Take the 2-minute tour ×
Stack Overflow is a question and answer site for professional and enthusiast programmers. It's 100% free, no registration required.

When my software is talking to a receipt printer over a serial connection, it is encountering a lot of messages that appear to be meaningless, possibly noise. Can anyone help me identify what is going on? Do I need to respond to this? Can I just ignore it and proceed?

Some configuration info:

my computer:

{'baudrate': '9600', 'flowcontrol': 'XON/XOFF', 'port': 'CNCB0'}
Serial<id=0x17ab1b0, open=True>(port='\\\\.\\CNCB0', baudrate=9600, bytesize=8, parity='N', stopbits=1, timeout=0.01, xonxoff=1, rtscts=0, dsrdtr=0), printer: Serial<id=0x17ab290, open=True>(port='\\\\.\\COM1', baudrate=9600, bytesize=8, parity='E', stopbits=1, timeout=0.01, xonxoff=1, rtscts=0, dsrdtr=0)


{'parity': 'E', 'baudrate': '9600', 'bytesize': '8', 'brand': 'Epson', 'stopbits': '1', 'flowcontrol': 'XON/XOFF', 'interface': 'Serial', 'port': '1'}

My computer starts by sending the printer


and then there is a constant loop of my computer sending the printer
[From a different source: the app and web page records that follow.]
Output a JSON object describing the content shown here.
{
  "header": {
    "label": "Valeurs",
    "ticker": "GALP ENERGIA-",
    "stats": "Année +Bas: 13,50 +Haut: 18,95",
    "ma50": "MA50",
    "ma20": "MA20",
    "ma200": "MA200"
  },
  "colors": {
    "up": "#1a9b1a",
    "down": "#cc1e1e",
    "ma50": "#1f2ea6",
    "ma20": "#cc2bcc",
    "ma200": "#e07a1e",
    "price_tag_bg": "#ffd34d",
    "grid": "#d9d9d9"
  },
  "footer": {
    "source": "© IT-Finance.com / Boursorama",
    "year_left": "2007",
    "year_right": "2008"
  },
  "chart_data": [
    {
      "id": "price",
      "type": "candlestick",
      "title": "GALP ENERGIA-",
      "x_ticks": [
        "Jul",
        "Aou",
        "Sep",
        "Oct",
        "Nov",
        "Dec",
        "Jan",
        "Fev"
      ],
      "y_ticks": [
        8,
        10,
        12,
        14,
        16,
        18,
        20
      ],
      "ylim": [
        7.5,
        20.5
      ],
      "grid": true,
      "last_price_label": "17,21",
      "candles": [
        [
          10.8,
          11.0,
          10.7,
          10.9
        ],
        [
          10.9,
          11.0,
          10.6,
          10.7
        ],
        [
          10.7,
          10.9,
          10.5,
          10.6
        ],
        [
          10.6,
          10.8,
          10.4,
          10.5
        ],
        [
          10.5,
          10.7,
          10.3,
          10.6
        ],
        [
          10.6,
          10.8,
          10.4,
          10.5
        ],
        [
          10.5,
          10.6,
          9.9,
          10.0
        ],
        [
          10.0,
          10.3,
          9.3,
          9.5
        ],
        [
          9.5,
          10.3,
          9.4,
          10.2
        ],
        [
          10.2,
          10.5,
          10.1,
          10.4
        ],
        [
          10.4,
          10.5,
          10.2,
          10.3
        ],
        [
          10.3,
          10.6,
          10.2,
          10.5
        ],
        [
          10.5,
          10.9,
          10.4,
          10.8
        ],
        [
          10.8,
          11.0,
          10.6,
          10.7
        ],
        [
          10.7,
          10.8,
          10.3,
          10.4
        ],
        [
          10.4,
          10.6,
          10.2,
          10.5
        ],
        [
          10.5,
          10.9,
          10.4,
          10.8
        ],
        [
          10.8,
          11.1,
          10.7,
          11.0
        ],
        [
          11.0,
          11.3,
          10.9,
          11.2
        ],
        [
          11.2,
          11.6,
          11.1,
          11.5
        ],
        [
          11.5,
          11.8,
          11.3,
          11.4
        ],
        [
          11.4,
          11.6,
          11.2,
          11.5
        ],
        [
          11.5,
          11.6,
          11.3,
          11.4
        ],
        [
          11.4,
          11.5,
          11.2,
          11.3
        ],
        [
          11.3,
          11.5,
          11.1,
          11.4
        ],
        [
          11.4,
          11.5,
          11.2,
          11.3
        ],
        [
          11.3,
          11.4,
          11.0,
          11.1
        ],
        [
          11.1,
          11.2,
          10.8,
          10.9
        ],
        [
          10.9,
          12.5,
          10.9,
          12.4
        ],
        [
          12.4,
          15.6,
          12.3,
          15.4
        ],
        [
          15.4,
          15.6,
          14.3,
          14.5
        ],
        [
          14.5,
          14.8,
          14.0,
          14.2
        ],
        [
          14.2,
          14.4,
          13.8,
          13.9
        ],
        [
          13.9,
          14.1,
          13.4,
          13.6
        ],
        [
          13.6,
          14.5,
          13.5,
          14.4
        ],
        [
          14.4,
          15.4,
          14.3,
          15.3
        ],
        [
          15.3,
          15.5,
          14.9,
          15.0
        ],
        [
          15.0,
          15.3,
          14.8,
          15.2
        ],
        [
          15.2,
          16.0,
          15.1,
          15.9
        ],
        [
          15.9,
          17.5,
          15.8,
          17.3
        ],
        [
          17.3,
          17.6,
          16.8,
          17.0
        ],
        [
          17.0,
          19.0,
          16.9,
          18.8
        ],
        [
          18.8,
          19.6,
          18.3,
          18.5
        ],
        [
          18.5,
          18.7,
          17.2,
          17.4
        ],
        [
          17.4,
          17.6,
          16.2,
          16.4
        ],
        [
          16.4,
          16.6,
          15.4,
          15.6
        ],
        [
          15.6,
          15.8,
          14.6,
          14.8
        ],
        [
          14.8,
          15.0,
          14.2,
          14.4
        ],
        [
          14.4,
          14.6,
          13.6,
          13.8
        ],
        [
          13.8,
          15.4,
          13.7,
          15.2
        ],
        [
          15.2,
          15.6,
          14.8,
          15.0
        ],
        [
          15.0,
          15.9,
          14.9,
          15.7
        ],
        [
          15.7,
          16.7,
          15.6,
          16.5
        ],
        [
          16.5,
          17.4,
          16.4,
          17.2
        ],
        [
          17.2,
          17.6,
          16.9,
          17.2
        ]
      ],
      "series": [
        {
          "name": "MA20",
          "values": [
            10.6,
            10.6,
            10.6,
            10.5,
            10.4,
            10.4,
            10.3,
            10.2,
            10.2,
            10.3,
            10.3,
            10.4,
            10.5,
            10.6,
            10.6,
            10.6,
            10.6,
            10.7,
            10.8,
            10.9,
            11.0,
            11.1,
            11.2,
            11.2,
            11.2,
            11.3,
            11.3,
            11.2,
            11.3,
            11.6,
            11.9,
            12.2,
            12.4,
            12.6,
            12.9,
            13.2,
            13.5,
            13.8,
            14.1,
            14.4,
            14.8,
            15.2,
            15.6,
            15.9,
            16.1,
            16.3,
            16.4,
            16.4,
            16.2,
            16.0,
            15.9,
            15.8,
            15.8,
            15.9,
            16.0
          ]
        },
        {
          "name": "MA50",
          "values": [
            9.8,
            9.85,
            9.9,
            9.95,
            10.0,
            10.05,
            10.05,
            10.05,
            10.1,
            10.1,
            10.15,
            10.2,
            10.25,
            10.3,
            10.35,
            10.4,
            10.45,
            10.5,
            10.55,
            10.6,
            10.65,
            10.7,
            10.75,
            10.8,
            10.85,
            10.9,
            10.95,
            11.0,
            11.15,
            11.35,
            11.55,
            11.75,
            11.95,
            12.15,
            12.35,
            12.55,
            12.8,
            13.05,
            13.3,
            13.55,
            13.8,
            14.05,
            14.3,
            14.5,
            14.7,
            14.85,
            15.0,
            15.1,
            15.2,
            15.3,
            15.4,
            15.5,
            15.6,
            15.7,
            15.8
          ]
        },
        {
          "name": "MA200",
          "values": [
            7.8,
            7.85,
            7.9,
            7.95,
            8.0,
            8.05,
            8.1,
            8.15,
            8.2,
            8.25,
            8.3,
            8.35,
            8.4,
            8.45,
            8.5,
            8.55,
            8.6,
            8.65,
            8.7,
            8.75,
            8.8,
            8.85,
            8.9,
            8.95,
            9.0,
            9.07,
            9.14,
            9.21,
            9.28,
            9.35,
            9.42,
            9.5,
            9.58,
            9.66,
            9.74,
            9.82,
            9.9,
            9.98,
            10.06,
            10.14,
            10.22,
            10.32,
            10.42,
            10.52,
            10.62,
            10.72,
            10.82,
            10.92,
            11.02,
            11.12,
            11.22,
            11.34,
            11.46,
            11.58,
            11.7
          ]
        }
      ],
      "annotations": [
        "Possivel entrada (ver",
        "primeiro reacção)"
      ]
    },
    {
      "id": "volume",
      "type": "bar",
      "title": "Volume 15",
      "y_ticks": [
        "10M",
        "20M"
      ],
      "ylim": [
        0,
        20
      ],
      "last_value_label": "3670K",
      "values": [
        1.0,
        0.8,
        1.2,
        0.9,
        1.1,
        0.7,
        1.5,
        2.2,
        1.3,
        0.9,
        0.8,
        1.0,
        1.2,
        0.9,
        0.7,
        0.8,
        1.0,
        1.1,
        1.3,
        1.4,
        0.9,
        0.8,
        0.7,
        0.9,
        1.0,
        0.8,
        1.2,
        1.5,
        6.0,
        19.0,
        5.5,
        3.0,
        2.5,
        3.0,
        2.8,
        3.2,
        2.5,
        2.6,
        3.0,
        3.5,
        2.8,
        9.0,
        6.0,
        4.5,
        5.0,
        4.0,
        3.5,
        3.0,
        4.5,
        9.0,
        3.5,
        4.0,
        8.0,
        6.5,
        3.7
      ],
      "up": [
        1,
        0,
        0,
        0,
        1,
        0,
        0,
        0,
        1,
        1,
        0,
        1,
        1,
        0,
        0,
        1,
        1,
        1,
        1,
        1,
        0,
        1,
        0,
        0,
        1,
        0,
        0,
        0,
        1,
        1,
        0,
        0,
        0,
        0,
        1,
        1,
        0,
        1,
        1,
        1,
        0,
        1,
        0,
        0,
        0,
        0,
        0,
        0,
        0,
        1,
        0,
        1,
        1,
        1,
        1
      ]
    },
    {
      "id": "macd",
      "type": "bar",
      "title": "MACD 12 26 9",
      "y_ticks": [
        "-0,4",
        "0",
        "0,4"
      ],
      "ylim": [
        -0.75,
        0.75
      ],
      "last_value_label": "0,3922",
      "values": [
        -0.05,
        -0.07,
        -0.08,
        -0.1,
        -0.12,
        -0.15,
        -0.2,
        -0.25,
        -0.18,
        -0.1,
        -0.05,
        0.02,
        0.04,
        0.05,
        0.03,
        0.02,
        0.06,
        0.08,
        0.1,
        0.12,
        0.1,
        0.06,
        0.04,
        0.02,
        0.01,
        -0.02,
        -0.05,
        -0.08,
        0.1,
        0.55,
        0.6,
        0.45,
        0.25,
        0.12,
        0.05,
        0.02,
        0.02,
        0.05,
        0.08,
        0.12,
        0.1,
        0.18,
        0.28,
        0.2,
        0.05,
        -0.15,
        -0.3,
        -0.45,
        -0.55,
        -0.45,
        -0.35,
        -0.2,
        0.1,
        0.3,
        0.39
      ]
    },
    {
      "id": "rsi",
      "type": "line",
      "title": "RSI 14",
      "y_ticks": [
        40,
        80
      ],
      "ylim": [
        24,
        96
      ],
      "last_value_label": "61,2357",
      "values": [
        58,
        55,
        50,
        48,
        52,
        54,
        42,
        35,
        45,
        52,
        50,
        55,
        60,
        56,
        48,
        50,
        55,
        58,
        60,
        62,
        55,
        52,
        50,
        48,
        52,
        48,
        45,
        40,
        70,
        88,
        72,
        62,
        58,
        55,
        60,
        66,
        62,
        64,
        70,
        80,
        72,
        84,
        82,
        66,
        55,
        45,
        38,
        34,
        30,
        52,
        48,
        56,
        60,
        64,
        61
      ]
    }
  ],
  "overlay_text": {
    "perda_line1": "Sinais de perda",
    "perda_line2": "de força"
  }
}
and the printer replying with

share|improve this question

2 Answers 2

it is encountering a lot of messages that appear to be meaningless

Receiving total garbage over a serial async line is typically a baud rate issue.

Receiving random garbage over a serial async line is typically a framing issue, such as mismatched parity.

Your computer


Your printer

'parity': 'E'

ERGO you have mismatched parity settings (None versus Even) and frame size (10 bits versus 11 bits).

share|improve this answer

There are a number of potential causes. First, can you get any good data? Or is it all garbage? If it's all trash, then a mismatch in baudrate is a common problem. Beyond that, there are several things to check:

  1. Verify your comm settings. You are specifying software flow control. Are you certain this is correct?
  2. Verify your cable and/or connection. Is the cable good? How about the connectors? How long is the cable? Are there any strong noise sources nearby?
  3. How are you connecting the printer to your computer? Is it a true COM port? Or is it one of the USB to RS-232 converter cables? Are you connecting to a laptop or a desktop? Frequently, laptops "fake" RS-232 signals using something like +/- 5V instead of the true +/-12V RS-232 signals. As a result, the communications can be more susceptible to noise.
share|improve this answer

Your Answer


By posting your answer, you agree to the privacy policy and terms of service.

Not the answer you're looking for? Browse other questions tagged or ask your own question.